If your gums are red or inflamed and you have a heart condition, you’ll want to get this issue under control. Read on to learn more about how gum disease is linked to heart health and how to treat gingivitis and periodontal disease.
Does Gum Disease Cause or Worsen Heart Problems?
Gum tissue is supposed to attach snugly to the roots of your teeth. If you notice that your gum tissue is loose or that more enamel is exposed compared to other teeth, you might be suffering from gum recession.
Receding gums aren’t just a cosmetic issue. Without adequate gum tissue, the roots of your teeth can be exposed to plaque that leads to decay. Gum recession can also lead to bad breath, loose teeth, and swollen tissue. Read on to learn why gum recession happens and how to treat it.
What Causes Gum Recession?
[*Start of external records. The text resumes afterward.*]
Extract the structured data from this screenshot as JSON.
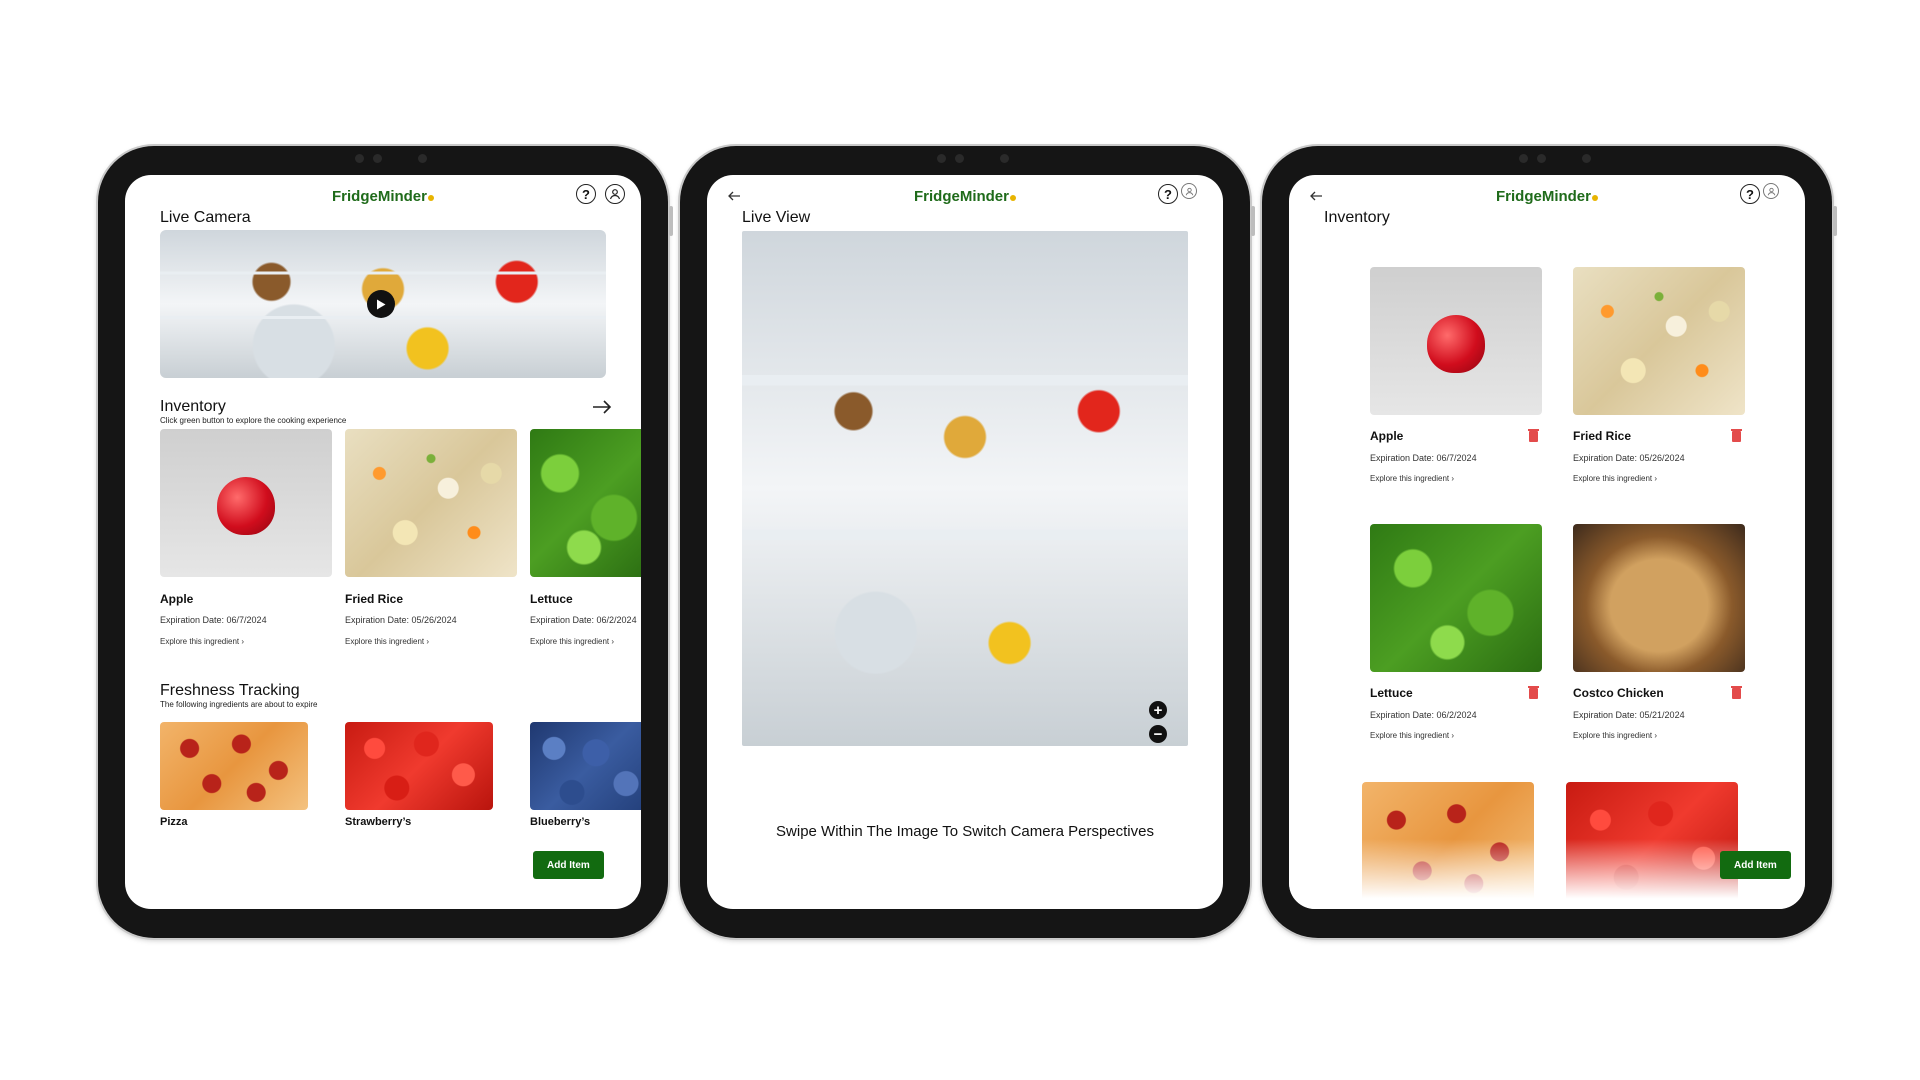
{
  "app": {
    "name": "FridgeMinder"
  },
  "tablet1": {
    "live_camera_title": "Live Camera",
    "inventory_title": "Inventory",
    "inventory_subtitle": "Click green button to explore the cooking experience",
    "items": [
      {
        "name": "Apple",
        "date": "Expiration Date: 06/7/2024",
        "link": "Explore this ingredient"
      },
      {
        "name": "Fried Rice",
        "date": "Expiration Date: 05/26/2024",
        "link": "Explore this ingredient"
      },
      {
        "name": "Lettuce",
        "date": "Expiration Date: 06/2/2024",
        "link": "Explore this ingredient"
      }
    ],
    "freshness_title": "Freshness Tracking",
    "freshness_subtitle": "The following ingredients are about to expire",
    "expiring": [
      {
        "name": "Pizza"
      },
      {
        "name": "Strawberry’s"
      },
      {
        "name": "Blueberry’s"
      }
    ],
    "add_button": "Add Item"
  },
  "tablet2": {
    "title": "Live View",
    "caption": "Swipe Within The Image To Switch Camera Perspectives",
    "zoom_in": "+",
    "zoom_out": "−"
  },
  "tablet3": {
    "title": "Inventory",
    "items": [
      {
        "name": "Apple",
        "date": "Expiration Date: 06/7/2024",
        "link": "Explore this ingredient"
      },
      {
        "name": "Fried Rice",
        "date": "Expiration Date: 05/26/2024",
        "link": "Explore this ingredient"
      },
      {
        "name": "Lettuce",
        "date": "Expiration Date: 06/2/2024",
        "link": "Explore this ingredient"
      },
      {
        "name": "Costco Chicken",
        "date": "Expiration Date: 05/21/2024",
        "link": "Explore this ingredient"
      }
    ],
    "add_button": "Add Item"
  },
  "icons": {
    "help": "question-mark-circle",
    "profile": "user-circle",
    "back": "arrow-left",
    "forward": "arrow-right",
    "play": "play-button",
    "chevron": "chevron-right",
    "delete": "trash"
  },
  "colors": {
    "brand_green": "#1f6b1a",
    "button_green": "#126b10",
    "logo_dot": "#e8b400",
    "trash_red": "#e34b4b"
  }
}
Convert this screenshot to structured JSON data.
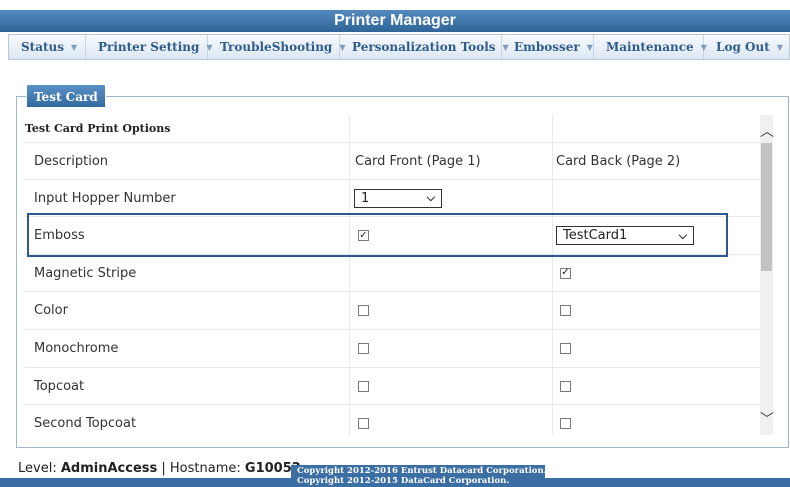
{
  "app": {
    "title": "Printer Manager"
  },
  "nav": [
    {
      "label": "Status"
    },
    {
      "label": "Printer Setting"
    },
    {
      "label": "TroubleShooting"
    },
    {
      "label": "Personalization Tools"
    },
    {
      "label": "Embosser"
    },
    {
      "label": "Maintenance"
    },
    {
      "label": "Log Out"
    }
  ],
  "tab": {
    "label": "Test Card"
  },
  "table": {
    "section_title": "Test Card Print Options",
    "headers": {
      "description": "Description",
      "front": "Card Front (Page 1)",
      "back": "Card Back (Page 2)"
    },
    "rows": [
      {
        "label": "Input Hopper Number",
        "front_select": "1"
      },
      {
        "label": "Emboss",
        "front_checked": true,
        "back_select": "TestCard1"
      },
      {
        "label": "Magnetic Stripe",
        "back_checked": true
      },
      {
        "label": "Color",
        "front_checked": false,
        "back_checked": false
      },
      {
        "label": "Monochrome",
        "front_checked": false,
        "back_checked": false
      },
      {
        "label": "Topcoat",
        "front_checked": false,
        "back_checked": false
      },
      {
        "label": "Second Topcoat",
        "front_checked": false,
        "back_checked": false
      }
    ]
  },
  "checkmark": "✓",
  "status": {
    "level_label": "Level:",
    "level_value": "AdminAccess",
    "separator": "|",
    "hostname_label": "Hostname:",
    "hostname_value": "G10052"
  },
  "copyright": [
    "Copyright 2012-2016 Entrust Datacard Corporation.",
    "Copyright 2012-2015 DataCard Corporation."
  ],
  "colors": {
    "header_blue": "#2f6497",
    "nav_text": "#2e5c8c",
    "highlight": "#2d5a8e"
  }
}
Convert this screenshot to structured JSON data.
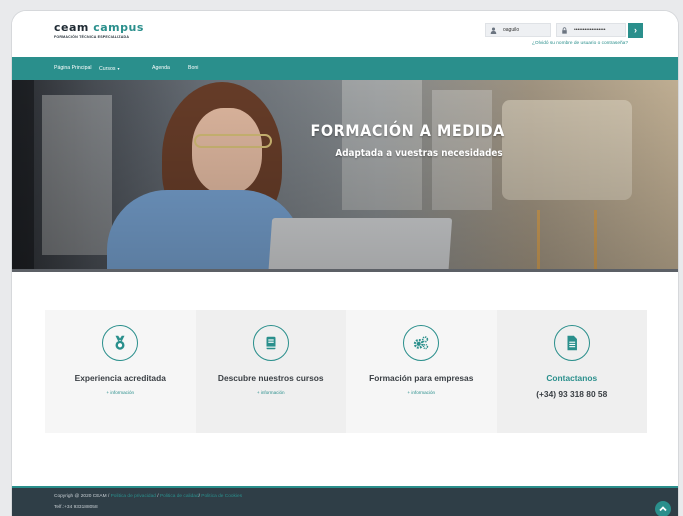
{
  "header": {
    "logo_main_part1": "ceam ",
    "logo_main_part2": "campus",
    "logo_sub": "FORMACIÓN TÉCNICA ESPECIALIZADA",
    "username_value": "oaguilo",
    "password_value": "••••••••••••••••••",
    "forgot_text": "¿Olvidó su nombre de usuario o contraseña?"
  },
  "nav": {
    "items": [
      {
        "label": "Página Principal"
      },
      {
        "label": "Cursos"
      },
      {
        "label": "Agenda"
      },
      {
        "label": "Boni"
      }
    ]
  },
  "hero": {
    "title": "FORMACIÓN A MEDIDA",
    "subtitle": "Adaptada a vuestras necesidades"
  },
  "features": [
    {
      "title": "Experiencia acreditada",
      "link": "+ información",
      "icon": "medal-icon"
    },
    {
      "title": "Descubre nuestros cursos",
      "link": "+ información",
      "icon": "book-icon"
    },
    {
      "title": "Formación  para empresas",
      "link": "+ información",
      "icon": "gears-icon"
    },
    {
      "title": "Contactanos",
      "phone": "(+34) 93 318 80 58",
      "icon": "document-icon"
    }
  ],
  "footer": {
    "copyright": "Copyrigh @ 2020 CEAM",
    "sep1": " / ",
    "privacy": "Politica de privacidad",
    "sep2": " / ",
    "quality": "Politica de calidad",
    "sep3": "/ ",
    "cookies": "Politica de Cookies",
    "phone": "Telf.:+34 933188058"
  },
  "colors": {
    "accent": "#2a8f8c",
    "footer_bg": "#2f3e47",
    "text_dark": "#3a3f44"
  }
}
Tooth whitening is one of the most important things you can do to improve your smile. While a professional dental cleaning will always provide the best results, several at-home options for tooth whitening can be effective if they are used correctly. Here are five mistakes to avoid if you whiten your teeth at home.
1. Overusing Whitening Toothpaste
Whitening toothpastes are effective because they contain micro-abrasive particles that scrub stains off the surface of dental enamel. These particles can also leave scratches in the enamel if you use whitening toothpaste too often, so you should stick to standard fluoride toothpaste for daily use. Scratches in your enamel can be hiding spots for bacteria that promote tooth decay and infections.
One reason your doctor or dentist may ask you about your family history (rather than just your own personal medical history) is that some medical conditions can run in families. This can be due to shared genetics; someone with a genetic predisposition to a condition may pass down those genes to the next generation.
Your dental health is just as easily affected by genetic conditions and issues as your overall health. Some genetic predispositions can affect oral health directly, while others may cause mental or physical conditions that then create problems for your oral health status.
Here are some of the basics on how your genes can affect your dental health.
Regular cleanings and exams are part of caring for your oral health. However, X-rays are also commonly used to catch problems before they arise and to diagnose existing problems. Of course, there are many different types of X-rays your dentist can provide. If you want to be better prepared for your next X-ray, you should understand the different types of X-rays and when or if you may need them.
1. Bitewing X-Ray
nutrients are essential for good oral health? Calcium and vitamin D
typically come to mind first. You may also be aware that vitamin C is
essential for healthy gums. However, other nutrients also play a
vital role in dental health. Zinc, a mineral that your body requires
in trace amounts, affects oral health in several different ways. Keep
reading for a closer look.
How Does Zinc Affect Oral Health?
Zinc has a number of roles in the body. It is involved in the function of more than 300 enzymes, which are all essential for your body to carry out normal biochemical reactions. It is also involved in immunity, builds certain tissues in a structural sense, and helps with nutrient metabolism. The following are a few ways zinc is specifically known to promote healthy teeth and gums.